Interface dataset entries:

___

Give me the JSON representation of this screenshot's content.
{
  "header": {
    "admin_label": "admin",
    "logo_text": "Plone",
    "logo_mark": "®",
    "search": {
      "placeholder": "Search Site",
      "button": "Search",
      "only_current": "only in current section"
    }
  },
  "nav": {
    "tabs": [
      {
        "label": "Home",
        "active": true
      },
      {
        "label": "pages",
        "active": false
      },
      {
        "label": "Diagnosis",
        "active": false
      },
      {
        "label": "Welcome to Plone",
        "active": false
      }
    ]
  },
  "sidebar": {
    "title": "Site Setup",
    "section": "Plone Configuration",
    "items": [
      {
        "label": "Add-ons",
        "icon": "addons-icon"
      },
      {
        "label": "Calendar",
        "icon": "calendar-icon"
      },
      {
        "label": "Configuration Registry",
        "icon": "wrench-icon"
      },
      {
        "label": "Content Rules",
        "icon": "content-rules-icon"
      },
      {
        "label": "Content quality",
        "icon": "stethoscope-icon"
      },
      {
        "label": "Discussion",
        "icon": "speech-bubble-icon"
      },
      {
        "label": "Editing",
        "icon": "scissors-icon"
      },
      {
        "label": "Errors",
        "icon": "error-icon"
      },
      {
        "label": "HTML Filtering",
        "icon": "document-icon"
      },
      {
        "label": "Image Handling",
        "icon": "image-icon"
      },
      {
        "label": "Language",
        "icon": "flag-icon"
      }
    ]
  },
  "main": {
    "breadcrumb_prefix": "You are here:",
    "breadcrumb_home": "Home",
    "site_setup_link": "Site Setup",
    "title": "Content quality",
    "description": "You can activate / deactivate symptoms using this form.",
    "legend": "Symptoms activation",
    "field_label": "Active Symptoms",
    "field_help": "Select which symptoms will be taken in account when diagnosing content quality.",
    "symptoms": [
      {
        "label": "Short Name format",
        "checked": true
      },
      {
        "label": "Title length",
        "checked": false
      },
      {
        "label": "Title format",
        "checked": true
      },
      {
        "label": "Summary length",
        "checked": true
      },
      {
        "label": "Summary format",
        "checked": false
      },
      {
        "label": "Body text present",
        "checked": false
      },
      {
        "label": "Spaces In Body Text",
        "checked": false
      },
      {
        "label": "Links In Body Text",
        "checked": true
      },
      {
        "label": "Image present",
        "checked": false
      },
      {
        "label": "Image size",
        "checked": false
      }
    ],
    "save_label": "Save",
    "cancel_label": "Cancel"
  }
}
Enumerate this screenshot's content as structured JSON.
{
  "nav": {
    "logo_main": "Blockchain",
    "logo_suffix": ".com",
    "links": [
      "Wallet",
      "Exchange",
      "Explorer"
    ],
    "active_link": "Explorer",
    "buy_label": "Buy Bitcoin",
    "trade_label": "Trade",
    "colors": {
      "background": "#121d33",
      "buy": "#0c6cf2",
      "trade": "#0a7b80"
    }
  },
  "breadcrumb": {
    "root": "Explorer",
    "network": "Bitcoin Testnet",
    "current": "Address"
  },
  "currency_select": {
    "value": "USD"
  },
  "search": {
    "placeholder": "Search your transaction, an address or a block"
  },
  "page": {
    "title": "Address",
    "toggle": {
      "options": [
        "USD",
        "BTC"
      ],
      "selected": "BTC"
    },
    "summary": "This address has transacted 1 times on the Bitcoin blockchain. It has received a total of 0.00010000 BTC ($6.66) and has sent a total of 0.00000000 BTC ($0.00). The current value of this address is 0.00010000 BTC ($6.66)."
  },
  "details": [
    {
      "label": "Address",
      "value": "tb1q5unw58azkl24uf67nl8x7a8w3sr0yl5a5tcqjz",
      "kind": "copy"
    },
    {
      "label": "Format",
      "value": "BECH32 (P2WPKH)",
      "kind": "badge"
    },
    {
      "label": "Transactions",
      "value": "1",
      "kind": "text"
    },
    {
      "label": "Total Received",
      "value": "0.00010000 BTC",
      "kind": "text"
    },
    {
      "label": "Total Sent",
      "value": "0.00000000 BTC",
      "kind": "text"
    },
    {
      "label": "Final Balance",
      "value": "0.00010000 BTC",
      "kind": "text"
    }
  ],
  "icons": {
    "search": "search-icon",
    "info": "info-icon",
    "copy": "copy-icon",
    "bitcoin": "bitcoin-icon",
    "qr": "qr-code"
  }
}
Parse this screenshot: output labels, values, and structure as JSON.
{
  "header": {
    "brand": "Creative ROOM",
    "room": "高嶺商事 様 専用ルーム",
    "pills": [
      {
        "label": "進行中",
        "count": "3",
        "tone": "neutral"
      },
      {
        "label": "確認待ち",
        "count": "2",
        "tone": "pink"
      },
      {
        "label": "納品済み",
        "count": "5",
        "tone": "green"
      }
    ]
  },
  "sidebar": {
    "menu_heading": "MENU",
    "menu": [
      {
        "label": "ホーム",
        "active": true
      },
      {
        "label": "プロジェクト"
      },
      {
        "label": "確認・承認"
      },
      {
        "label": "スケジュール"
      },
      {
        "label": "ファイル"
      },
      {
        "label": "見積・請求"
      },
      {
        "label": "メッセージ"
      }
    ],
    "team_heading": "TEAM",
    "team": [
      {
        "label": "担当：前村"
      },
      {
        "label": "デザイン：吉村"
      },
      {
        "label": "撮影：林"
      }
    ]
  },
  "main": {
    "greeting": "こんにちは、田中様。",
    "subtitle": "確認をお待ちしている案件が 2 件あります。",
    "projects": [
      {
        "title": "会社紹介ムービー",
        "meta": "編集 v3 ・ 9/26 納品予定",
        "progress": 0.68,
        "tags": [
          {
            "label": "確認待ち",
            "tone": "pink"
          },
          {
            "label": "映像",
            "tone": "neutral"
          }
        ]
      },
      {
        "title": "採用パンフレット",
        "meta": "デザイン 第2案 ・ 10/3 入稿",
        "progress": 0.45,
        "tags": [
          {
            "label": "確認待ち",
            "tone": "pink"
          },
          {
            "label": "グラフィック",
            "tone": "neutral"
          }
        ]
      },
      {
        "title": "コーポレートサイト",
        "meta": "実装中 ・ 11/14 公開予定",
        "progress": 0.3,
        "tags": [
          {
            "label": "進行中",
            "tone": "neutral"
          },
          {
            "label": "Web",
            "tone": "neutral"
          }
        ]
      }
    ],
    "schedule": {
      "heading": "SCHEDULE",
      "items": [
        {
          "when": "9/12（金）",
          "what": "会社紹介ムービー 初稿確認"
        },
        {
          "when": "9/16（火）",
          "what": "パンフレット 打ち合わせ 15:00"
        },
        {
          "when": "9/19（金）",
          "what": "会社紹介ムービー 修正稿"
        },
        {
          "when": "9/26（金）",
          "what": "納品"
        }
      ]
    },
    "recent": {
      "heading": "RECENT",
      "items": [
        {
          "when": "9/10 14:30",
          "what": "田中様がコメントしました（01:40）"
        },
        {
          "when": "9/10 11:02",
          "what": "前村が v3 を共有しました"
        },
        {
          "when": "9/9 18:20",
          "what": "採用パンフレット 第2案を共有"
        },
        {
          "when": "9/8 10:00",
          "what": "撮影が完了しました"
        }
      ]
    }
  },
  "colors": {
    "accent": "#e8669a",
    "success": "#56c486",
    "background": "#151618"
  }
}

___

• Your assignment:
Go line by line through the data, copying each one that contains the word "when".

• Written solution:
    "field_help": "Select which symptoms will be taken in account when diagnosing content quality.",
          "when": "9/12（金）",
          "when": "9/16（火）",
          "when": "9/19（金）",
          "when": "9/26（金）",
          "when": "9/10 14:30",
          "when": "9/10 11:02",
          "when": "9/9 18:20",
          "when": "9/8 10:00",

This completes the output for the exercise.